“We were happy that we could get them back to the culture,” she said.
But Pem was ambivalent about TV. “The children, they learn a lot. They are very expressive, confident,” she said, crediting foreign shows. On the other hand, “they want to be like the Koreans.”
“Bhutan Star” is making at least a small dent in that, said Kheng Dema Wangchuk, 25, a contestant on an earlier season of the show who now plays in its classical band.
Audiences for his traditional gigs in local clubs have tripled as Bhutanese realize pop tunes are only popular for a month or two, while classical songs last for generations, he said.
Yet Dorji, the producer, constantly struggles with the delicate balance of bringing his audience back to its cultural roots while still keeping it entertained.
While crimson robed monks sat beside parents in traditional dress at a recent “Bhutan Star” concert at a packed amphitheater, at least half the crowd wore Western clothes as they listened to a cover version of Cee-Lo’s U.S. pop hit “Forget You,” playing from the speakers before the show.
And while the contestants wore traditional dress, they sang only modern rigsar music; Dorji said the crowd was in no mood for education.

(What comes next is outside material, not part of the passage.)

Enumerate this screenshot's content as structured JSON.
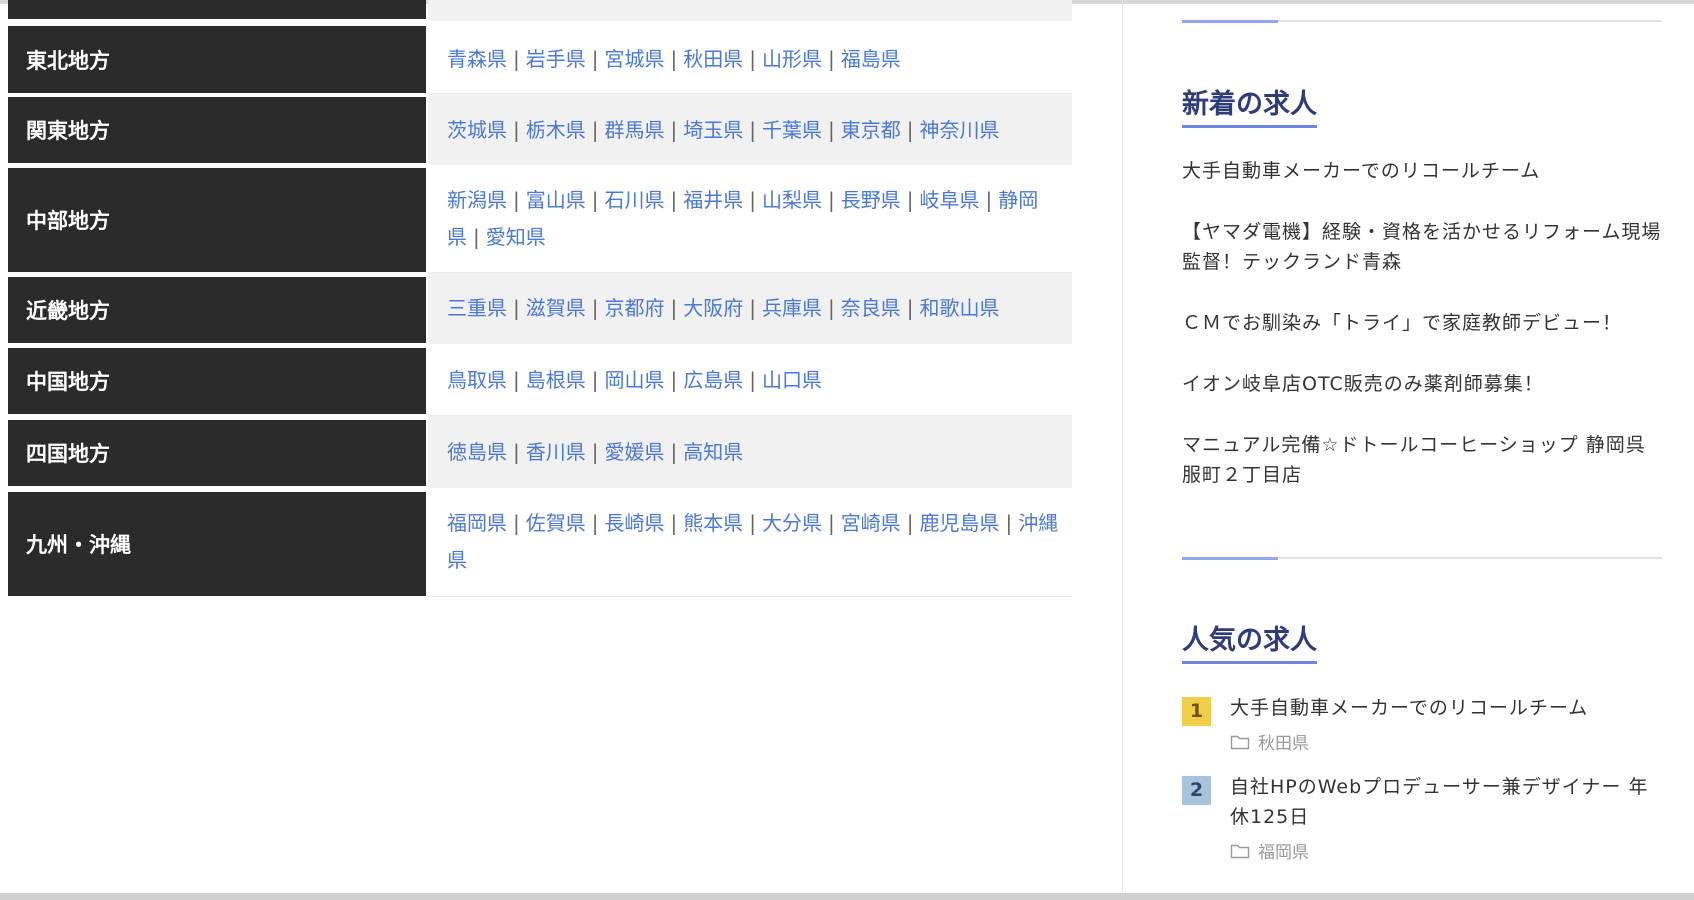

“If we played classical music,” he said, “this place would clear out.”
Story from Associated Press